Stocks made little headway in Asia on Wednesday and Treasuries rose as traders weighed fraught US-China ties and hawkish Federal Reserve comments pointing to growth-sapping monetary-tightening.
MSCI Inc.’s Asia-Pacific equity index was little changed in a mixed day for the region that included a jump in Chinese technology shares. S&P 500, Nasdaq 100 and European futures fluctuated in narrow ranges.
US House Speaker Nancy Pelosi is continuing a visit to Taiwan that has provoked an angry response from China. Markets are steadier compared with the wave of anxiety that washed across assets ahead of her arrival. But wariness was still evident in a climb in the yen and gold.
The two-year Treasury yield remained above 3% following a selloff in bonds on Tuesday sparked by Fed officials indicating the central bank has some way to go to curb inflation. That lead traders to trim wagers on policy easing in 2023.
China, which regards Taiwan as part of its territory, announced missile tests and military drills around the island after Pelosi became the highest-ranking American politician to visit in 25 years. China also halted natural sand exports to Taiwan and some fish and fruit imports from the island.
While fears of an acute deterioration in US-China ties appear to have cooled, the ill-will highlights the risk of longer term economic decoupling with an array of potential impacts, such as stickier inflation as supply chains adjust.
“Pelosi’s trip might exacerbate the already strained US-China relationship, and impede on growth if more counter-productive measures are deployed,” said Bernard Shaw, an Asia bond syndicate banker at Daiwa Capital Markets Singapore. He added US tariffs on Chinese goods seem likely to stay in place.
Meanwhile, comments from Fed officials including Mary Daly, Loretta Mester and Charles Evans served to highlight a challenging backdrop of rising borrowing costs, price pressures and slowing economic growth.
San Francisco Fed President Daly said the Fed has “a long way to go” on reaching price stability around a 2% inflation target. Cleveland counterpart Mester said she wants to see “very compelling evidence” that month-to-month price increases are moderating.
“It’s hard to see any meaningful upside in equities right now,” Xi Qiao, managing director for global wealth management at UBS Group AG, said on Bloomberg Television. “The market is going to trade pretty mixed, stay choppy until we have a little bit more certainty.”
Elsewhere, oil traded at about $94 a barrel ahead of an OPEC+ crude production meeting. Bitcoin dropped under $23,000.
What to watch this week:
- OPEC+ meeting on output, Wednesday

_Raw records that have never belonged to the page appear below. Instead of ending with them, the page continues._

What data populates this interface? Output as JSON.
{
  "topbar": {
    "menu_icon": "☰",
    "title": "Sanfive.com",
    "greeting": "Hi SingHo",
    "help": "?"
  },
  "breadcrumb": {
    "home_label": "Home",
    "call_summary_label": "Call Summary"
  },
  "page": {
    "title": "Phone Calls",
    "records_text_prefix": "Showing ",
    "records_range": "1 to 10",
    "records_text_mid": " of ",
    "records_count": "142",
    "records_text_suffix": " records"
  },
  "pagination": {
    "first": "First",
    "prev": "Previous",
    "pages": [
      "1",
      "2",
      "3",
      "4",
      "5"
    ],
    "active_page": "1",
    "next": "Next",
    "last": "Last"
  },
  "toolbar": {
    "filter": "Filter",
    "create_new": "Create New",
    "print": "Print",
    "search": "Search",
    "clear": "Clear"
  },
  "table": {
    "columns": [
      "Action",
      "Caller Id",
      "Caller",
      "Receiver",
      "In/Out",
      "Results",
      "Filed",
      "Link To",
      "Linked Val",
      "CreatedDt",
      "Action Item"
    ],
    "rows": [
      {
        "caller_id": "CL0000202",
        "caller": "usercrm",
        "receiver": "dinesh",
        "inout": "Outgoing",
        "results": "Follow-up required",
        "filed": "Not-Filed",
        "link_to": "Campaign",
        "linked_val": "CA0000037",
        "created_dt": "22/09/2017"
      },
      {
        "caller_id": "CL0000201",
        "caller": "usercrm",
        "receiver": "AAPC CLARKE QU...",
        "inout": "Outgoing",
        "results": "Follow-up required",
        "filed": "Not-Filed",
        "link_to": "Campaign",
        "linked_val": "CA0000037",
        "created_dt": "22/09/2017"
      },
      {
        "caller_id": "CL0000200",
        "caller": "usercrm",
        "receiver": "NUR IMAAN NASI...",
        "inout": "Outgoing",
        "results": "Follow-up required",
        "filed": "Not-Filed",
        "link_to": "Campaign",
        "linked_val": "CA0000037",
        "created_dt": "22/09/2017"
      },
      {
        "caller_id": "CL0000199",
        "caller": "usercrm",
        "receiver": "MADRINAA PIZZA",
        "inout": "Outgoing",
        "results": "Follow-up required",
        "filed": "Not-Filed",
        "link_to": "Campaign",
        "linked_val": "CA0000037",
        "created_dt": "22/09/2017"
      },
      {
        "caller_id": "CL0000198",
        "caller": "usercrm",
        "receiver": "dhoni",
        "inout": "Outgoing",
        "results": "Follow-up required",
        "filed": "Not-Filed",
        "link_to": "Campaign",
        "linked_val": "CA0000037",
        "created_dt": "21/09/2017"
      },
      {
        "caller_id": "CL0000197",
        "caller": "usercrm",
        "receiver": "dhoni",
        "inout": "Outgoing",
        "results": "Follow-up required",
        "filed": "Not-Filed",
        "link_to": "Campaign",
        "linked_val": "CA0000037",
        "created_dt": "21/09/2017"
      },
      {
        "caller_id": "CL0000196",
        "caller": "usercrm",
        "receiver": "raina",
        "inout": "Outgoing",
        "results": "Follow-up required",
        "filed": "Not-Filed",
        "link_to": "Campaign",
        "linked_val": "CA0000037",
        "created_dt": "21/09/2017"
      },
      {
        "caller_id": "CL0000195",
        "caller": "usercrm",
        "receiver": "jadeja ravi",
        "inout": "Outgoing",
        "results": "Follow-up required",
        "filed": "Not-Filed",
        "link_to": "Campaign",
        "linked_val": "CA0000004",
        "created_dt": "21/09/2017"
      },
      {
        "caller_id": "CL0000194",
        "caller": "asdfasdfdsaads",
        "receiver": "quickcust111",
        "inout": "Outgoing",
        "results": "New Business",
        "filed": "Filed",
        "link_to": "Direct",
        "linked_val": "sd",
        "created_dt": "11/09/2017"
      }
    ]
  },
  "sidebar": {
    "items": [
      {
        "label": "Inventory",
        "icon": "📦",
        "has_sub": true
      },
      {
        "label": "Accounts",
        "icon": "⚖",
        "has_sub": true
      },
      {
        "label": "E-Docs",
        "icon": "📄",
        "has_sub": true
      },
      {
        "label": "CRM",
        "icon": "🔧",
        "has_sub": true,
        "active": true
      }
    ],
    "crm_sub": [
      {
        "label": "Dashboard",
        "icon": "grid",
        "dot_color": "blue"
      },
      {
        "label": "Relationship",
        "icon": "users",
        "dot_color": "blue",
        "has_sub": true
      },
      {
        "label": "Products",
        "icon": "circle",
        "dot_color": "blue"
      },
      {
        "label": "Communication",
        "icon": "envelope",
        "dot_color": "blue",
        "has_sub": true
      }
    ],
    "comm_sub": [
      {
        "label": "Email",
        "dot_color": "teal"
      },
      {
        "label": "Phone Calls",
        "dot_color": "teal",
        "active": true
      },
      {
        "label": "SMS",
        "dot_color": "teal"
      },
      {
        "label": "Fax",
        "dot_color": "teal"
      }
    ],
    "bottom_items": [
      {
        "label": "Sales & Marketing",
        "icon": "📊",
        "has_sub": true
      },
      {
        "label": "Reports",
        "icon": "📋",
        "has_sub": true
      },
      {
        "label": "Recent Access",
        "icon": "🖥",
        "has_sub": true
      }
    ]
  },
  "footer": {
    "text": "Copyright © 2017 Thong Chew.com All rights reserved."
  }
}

- US factory orders, durable goods, ISM services, Wednesday
- BOE rate decision, Thursday
- US initial jobless claims, trade, Thursday
- Cleveland Fed President Loretta Mester due to speak, Thursday
- US employment report for July, Friday
Some of the main moves in markets:
- S&P 500 futures added 0.3% as of 6:30 a.m. in London. The S&P 500 fell 0.7%
- Nasdaq 100 futures rose 0.1%. The Nasdaq 100 fell 0.3%
- Japan’s Topix index rose 0.3%
- South Korea’s Kospi index gained 0.7%
- Hong Kong’s Hang Seng index was up 0.7%
- China’s Shanghai Composite index rose 0.5%
- Australia’s S&P/ASX 200 index fell 0.4%
- Euro Stoxx 50 futures were down 0.1%
- The Bloomberg Dollar Spot Index fell 0.1%
- The euro was at $1.0178, up 0.1%
- The Japanese yen was at 133.04 per dollar, up 0.1%
- The offshore yuan was at 6.7613 per dollar, up 0.3%
- The yield on 10-year Treasuries fell four basis points to 2.71%
- Australia’s 10-year yield increased 10 basis points to 3.08%
- West Texas Intermediate crude was at $94.25 a barrel, down 0.2%
- Gold was at $1 767.55 an ounce, up 0.4%